|Masking before gluing the bridge|
Last night I did a little bit of touch-up sanding on the top, but spent most of my time gluing the bridge on the guitar. And, as is the case with many parts of the process, it's substantially more complicated that you might think. For one thing, the placement of the bridge is absolutely crucial, so great care and many, many measurements are taken to ensure its precise location. If it's out of place, nothing can be done. It won't play properly and, worst of all, it won't ever be in tune. So I spent a good bit of time working with Ted to make sure it was perfectly set before moving on.
After setting the location, holes for the strings need to be drilled. It's a fairly simple process so I won't go into detail. The small holes I drilled yesterday will eventually be bored out to their full size so that the bridge pins fit into them, but the purpose now is to establish the proper placement of the holes.
|Scraping off lacquer before gluing the bridge|
By the way, if you're interested in milestones, I'm pretty certain that's the last glue I'll use on my guitar. I might be missing something, but I think it is.
So I am really running out of tasks. The biggie is the frets, although I've been told that's a job that can be easily completed in one class. The tuners need to be attached, but the holes are already ready, so that's simply a matter of drilling two small holes for each tuner and screwing them in. The nut (the piece of material that holds the strings as they pass from the headstock to the neck) needs a little work on the slots. The pick guard needs to be attached, which should take a good five minutes. And then comes the stringing and adjusting.
|Clamping the bridge after gluing|
And another sign that we're almost finished: My class (with two additions) huddled last night to plan the purchase of wood for our arch top guitars, which we will start building on Tuesday, January 24th.

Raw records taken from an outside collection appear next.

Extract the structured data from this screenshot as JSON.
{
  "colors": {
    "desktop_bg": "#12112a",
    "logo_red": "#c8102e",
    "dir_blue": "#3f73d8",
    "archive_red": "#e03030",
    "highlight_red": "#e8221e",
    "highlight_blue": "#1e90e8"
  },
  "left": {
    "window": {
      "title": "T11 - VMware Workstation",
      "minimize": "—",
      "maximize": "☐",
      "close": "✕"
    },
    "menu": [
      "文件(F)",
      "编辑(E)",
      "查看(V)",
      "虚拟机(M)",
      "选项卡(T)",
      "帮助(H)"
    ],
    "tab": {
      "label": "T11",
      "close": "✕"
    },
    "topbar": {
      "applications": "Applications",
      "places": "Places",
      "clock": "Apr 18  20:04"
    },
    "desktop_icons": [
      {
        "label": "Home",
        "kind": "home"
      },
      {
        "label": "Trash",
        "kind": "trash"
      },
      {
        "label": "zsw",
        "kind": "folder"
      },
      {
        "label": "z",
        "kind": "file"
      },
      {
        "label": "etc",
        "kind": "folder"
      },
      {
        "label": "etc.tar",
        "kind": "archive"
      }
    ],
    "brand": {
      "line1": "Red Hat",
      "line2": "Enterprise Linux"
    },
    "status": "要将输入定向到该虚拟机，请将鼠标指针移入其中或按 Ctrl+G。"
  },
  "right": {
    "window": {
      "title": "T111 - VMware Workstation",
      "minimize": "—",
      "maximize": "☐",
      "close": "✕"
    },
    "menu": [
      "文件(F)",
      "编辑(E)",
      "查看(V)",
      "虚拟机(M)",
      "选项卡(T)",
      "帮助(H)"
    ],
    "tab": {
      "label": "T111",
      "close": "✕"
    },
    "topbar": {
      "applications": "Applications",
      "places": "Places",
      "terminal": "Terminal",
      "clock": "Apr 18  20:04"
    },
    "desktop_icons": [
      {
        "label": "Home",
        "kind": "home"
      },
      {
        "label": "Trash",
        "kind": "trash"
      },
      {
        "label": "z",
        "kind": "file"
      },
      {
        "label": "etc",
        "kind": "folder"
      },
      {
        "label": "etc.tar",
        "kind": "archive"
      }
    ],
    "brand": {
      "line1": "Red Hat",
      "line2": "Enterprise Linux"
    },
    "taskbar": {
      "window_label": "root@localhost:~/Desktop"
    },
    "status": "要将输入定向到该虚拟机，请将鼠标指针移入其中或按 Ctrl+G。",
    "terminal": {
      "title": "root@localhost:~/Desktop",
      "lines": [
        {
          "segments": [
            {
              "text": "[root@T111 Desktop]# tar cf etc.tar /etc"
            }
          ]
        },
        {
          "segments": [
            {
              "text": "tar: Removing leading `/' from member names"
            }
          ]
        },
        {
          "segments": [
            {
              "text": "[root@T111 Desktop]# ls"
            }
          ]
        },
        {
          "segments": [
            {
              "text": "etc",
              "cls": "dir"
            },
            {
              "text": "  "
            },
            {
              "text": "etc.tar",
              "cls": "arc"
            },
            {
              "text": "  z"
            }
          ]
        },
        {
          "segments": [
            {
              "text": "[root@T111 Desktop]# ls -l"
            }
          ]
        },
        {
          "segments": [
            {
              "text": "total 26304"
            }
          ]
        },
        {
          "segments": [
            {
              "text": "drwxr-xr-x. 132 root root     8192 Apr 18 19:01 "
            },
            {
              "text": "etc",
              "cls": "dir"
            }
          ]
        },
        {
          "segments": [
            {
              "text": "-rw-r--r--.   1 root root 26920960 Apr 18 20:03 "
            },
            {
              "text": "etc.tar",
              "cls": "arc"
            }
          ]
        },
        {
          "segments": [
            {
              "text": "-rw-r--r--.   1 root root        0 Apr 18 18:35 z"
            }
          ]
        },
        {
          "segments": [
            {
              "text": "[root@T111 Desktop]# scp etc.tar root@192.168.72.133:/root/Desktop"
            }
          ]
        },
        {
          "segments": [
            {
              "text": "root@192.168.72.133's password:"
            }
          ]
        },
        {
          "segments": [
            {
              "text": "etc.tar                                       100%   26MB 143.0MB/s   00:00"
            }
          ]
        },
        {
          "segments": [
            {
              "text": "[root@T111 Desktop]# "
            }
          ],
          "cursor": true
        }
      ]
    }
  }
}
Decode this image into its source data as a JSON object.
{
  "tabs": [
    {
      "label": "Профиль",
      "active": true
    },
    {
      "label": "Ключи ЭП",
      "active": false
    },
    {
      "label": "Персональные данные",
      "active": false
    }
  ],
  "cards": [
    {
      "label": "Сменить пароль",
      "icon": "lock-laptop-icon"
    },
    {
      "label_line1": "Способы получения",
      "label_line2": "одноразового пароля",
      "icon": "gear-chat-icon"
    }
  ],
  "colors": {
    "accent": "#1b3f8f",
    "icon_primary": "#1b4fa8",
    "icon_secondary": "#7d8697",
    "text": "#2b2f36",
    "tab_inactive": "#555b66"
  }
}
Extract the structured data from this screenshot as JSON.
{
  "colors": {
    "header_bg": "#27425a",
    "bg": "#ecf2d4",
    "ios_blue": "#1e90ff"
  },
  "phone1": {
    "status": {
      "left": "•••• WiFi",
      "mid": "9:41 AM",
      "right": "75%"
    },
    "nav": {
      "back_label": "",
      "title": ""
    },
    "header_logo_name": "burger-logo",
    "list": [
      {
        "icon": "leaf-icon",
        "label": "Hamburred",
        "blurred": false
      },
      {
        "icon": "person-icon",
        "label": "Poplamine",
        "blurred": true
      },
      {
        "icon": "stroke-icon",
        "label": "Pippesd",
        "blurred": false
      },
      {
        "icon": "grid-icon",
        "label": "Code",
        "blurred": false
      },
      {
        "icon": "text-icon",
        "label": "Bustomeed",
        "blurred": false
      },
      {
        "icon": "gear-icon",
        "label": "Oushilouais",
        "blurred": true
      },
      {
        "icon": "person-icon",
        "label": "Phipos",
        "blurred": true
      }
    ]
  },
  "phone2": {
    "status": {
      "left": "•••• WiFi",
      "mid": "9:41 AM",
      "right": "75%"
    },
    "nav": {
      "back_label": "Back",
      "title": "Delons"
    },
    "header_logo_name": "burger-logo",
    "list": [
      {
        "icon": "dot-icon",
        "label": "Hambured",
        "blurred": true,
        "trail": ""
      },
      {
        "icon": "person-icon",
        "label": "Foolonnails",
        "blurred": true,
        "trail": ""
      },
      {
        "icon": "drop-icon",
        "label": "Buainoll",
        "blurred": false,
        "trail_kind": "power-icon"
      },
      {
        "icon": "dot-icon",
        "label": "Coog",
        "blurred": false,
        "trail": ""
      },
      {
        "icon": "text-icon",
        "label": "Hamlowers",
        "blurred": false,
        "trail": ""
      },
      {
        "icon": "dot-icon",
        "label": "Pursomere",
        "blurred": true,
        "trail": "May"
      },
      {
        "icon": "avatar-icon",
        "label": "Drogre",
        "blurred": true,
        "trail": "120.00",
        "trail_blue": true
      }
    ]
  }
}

You must be relieved to know you get another 14 months of my blog. Lucky you.